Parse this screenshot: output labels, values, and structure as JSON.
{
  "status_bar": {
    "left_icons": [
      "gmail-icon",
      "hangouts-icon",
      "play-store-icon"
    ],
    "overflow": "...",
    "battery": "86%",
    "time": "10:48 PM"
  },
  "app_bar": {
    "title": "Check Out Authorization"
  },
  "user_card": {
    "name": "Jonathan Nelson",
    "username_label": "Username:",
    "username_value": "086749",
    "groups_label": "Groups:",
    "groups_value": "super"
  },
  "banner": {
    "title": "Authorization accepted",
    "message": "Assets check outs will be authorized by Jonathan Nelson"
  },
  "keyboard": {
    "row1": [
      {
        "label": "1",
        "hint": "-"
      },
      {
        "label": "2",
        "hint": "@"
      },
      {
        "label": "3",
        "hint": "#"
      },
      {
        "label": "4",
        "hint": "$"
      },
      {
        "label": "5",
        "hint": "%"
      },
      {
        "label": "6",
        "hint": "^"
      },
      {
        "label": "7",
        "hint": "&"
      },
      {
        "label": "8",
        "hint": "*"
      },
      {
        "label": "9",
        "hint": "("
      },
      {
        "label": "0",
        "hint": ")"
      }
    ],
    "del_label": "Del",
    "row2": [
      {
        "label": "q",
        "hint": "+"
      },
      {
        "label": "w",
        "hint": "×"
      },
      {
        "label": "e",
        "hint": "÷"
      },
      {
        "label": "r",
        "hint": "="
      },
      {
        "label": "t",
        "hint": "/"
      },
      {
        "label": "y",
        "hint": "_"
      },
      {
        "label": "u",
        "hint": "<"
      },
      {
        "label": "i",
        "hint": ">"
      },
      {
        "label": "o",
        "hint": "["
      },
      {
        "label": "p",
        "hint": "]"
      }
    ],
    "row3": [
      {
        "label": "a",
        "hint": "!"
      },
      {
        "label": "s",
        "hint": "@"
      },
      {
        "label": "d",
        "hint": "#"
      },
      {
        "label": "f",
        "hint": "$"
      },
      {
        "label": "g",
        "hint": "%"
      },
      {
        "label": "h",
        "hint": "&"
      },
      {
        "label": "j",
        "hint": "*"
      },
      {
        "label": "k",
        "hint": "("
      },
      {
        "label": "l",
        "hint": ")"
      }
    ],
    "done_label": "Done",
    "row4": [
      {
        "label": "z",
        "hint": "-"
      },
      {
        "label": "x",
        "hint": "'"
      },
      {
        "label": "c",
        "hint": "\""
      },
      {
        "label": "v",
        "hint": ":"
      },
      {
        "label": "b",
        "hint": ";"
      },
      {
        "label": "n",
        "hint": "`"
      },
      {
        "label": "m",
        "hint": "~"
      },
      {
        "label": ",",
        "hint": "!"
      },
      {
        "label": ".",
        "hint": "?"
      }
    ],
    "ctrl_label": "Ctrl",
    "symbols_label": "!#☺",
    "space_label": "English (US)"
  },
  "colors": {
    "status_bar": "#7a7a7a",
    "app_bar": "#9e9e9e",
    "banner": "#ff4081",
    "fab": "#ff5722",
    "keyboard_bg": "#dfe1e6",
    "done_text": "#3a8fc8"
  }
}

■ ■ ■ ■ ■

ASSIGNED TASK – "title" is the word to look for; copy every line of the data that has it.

PROBLEM SOLUTION –
    "title": "Check Out Authorization"
    "title": "Authorization accepted",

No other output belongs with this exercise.